# DATA FOR REVIEW:
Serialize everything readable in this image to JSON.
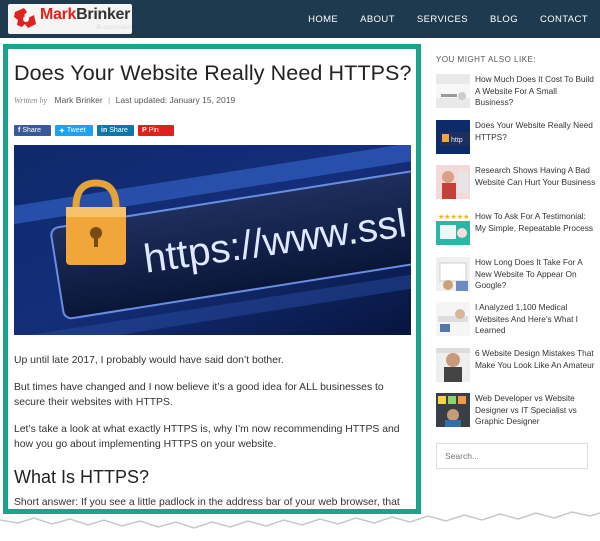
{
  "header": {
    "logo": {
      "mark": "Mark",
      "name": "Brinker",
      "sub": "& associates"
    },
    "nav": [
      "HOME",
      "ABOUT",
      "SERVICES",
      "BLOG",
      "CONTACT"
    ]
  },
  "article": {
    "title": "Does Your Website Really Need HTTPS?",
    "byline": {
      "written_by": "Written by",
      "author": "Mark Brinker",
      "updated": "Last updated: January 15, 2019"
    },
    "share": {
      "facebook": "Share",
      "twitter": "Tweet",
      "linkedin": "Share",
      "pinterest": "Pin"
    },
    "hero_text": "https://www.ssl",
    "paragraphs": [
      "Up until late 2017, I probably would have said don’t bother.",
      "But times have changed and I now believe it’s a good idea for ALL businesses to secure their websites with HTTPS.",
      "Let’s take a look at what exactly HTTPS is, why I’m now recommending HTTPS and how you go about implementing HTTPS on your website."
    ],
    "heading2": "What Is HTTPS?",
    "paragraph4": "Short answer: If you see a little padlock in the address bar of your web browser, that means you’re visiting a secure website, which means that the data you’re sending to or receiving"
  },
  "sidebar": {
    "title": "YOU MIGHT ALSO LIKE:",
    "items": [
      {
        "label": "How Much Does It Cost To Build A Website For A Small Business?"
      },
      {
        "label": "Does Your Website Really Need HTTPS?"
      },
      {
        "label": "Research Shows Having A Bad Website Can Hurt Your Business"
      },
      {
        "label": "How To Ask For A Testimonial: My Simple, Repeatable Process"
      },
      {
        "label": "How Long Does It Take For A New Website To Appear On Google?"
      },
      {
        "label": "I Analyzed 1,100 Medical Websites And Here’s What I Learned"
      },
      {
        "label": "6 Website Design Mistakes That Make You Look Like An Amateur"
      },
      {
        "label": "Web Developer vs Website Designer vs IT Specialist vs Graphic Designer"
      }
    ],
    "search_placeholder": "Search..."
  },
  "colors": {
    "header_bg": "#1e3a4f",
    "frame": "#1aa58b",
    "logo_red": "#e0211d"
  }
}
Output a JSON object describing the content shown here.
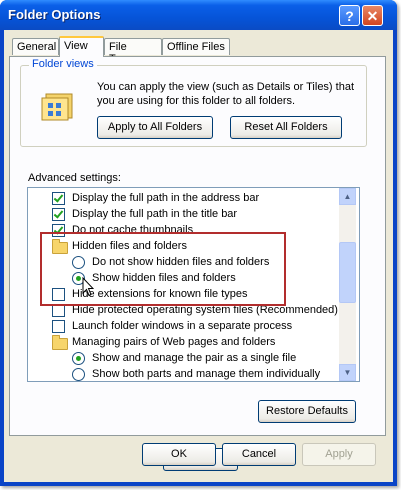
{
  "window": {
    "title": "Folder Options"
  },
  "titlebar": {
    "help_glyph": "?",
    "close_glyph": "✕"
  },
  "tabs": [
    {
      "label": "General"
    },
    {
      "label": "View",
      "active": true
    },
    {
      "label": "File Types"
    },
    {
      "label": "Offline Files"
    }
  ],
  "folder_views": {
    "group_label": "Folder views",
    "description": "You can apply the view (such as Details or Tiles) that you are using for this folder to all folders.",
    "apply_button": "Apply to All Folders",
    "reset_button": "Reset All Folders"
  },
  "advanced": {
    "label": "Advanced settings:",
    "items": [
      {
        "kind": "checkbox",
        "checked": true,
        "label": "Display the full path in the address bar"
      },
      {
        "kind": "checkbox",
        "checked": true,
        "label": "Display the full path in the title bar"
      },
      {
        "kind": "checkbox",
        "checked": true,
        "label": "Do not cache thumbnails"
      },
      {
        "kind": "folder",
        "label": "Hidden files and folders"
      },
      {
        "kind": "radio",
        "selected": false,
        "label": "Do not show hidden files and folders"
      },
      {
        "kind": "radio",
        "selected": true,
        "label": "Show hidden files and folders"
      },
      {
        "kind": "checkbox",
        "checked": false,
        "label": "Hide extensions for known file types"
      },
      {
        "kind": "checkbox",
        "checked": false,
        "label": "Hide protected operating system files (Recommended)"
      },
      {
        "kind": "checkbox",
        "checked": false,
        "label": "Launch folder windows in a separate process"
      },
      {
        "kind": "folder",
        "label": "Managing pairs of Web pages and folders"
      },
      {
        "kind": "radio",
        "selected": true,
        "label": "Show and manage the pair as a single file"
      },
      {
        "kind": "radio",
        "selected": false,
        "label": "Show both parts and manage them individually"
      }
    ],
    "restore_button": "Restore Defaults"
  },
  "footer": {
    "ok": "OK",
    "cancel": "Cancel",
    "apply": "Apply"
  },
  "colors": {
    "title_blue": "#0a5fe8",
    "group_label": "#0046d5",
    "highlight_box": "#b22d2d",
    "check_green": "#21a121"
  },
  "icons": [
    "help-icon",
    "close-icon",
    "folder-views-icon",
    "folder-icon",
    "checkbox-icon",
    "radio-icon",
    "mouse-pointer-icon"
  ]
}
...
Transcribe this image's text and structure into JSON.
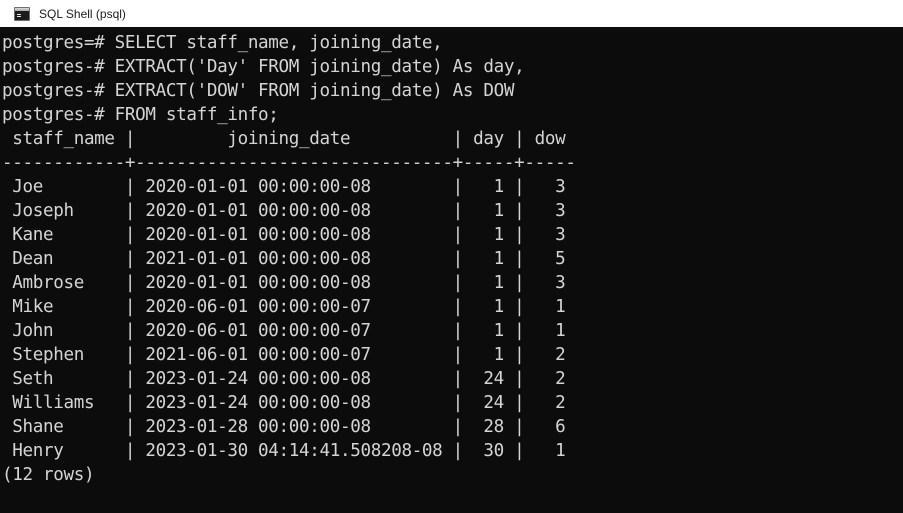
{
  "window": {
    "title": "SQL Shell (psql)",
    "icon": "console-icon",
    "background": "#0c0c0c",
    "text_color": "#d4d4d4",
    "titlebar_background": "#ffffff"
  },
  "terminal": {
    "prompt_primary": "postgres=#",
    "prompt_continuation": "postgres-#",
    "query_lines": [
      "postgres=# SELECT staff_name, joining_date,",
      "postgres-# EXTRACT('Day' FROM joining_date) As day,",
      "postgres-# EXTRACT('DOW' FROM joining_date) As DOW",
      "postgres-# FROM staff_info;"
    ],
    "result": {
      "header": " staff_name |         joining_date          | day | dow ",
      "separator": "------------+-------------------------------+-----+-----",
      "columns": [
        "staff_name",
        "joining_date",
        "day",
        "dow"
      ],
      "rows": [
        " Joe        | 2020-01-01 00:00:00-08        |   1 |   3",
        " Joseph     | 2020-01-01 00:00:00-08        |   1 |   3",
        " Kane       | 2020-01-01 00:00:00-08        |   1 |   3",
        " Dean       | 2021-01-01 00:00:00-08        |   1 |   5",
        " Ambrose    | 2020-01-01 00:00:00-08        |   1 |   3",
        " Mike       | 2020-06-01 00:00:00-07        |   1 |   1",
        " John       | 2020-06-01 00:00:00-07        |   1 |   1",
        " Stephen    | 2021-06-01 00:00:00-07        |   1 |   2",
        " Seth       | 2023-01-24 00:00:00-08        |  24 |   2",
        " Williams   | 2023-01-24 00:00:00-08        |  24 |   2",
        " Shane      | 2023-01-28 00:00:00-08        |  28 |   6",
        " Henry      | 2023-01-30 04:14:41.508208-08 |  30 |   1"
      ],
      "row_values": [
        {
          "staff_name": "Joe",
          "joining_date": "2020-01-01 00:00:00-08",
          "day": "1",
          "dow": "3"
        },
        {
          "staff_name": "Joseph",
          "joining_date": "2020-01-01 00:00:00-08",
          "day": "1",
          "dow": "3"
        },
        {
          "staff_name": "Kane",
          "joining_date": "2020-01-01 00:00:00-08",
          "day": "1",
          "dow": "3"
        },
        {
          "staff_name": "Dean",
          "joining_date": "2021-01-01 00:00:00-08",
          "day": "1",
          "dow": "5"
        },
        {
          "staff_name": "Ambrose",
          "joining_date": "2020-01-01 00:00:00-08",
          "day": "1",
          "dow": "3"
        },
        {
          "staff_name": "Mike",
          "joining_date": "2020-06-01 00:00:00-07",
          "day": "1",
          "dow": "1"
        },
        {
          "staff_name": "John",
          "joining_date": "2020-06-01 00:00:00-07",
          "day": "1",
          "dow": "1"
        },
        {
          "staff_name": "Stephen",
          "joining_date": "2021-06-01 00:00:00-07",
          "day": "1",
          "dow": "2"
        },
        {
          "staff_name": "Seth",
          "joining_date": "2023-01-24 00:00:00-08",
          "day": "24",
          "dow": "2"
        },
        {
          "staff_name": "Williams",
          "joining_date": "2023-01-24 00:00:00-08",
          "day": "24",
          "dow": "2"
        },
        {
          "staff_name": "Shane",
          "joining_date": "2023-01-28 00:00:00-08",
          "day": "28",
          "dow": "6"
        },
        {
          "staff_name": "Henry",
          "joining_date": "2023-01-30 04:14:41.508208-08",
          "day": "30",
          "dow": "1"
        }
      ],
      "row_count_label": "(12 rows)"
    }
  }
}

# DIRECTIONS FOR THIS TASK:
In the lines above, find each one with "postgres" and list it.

# EXPECTED ANSWER:
    "prompt_primary": "postgres=#",
    "prompt_continuation": "postgres-#",
      "postgres=# SELECT staff_name, joining_date,",
      "postgres-# EXTRACT('Day' FROM joining_date) As day,",
      "postgres-# EXTRACT('DOW' FROM joining_date) As DOW",
      "postgres-# FROM staff_info;"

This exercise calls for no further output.